Of all the albums I've heard this year, I can't think of one I've simultaneously looked forward to and dreaded as much as this. Life of Agony's 1997 opus 'Soul Searching Sun' was virtually flawless, and the prospect of a second round had me creaming myself. But, of course, there was always the chance 'Broken Valley' would be standard reunion fodder and piss all over the band's fine legacy. So which is it?
The former, fortunately. 'Broken Valley' picks up precisely where 'Soul Searching Sun' left off: this is top notch melodic hardcore with a strong retro edge, everything Audioslave promised and failed to deliver. Most of the album is straightforward riff-verse-big chorus rock, distinguished by crunching guitars, radiant melody and the charming vocals of Keith Caputo. There's not a lot of variety, sure, but who needs variety when the songs are this good?

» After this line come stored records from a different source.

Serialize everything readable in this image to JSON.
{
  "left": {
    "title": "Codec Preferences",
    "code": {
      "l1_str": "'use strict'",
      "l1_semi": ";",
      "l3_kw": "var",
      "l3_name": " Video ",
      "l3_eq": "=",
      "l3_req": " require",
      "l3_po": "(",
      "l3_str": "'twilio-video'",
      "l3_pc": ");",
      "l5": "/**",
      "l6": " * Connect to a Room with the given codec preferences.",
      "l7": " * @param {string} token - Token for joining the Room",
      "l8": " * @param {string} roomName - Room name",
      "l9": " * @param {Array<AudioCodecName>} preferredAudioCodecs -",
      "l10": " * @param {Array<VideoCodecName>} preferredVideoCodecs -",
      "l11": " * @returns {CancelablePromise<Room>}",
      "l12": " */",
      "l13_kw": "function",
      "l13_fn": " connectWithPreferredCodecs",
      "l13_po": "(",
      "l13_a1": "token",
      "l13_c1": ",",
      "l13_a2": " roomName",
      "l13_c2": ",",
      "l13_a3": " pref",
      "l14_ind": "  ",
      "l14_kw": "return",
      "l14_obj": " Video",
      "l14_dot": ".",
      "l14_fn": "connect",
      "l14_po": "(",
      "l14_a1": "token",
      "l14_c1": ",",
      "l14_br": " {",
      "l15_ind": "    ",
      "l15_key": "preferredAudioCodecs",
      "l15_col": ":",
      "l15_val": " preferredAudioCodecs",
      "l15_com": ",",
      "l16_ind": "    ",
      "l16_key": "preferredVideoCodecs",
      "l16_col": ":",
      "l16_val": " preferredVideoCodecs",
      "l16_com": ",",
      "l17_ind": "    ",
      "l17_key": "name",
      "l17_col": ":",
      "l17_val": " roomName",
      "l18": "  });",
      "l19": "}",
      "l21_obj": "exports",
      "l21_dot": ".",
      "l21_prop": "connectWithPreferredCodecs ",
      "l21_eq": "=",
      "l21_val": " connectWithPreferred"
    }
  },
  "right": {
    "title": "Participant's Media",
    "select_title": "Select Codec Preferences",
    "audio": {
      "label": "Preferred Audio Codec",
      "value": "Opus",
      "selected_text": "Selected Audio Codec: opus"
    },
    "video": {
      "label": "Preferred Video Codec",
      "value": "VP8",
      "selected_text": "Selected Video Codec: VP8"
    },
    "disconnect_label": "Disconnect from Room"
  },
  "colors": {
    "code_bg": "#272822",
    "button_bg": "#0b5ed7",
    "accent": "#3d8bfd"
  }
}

It's the occasions where the template is torn up that the most interest lies, of course. The title track is a stop-start epic with painfully delicate verses and a soaring chorus: one of the few moments here that stands fully apart from LoA's previous triumphs and shows a way forward. Of the generic, 'Last Cigarette' and 'Junk Sick' stand out but, to be honest, it's a continuous high and the peaks are relative ones. Only a couple of inconsequential shorts break the flow, and the quality of the remaining twelve tracks compensates.
9Nick Lancaster.'s Score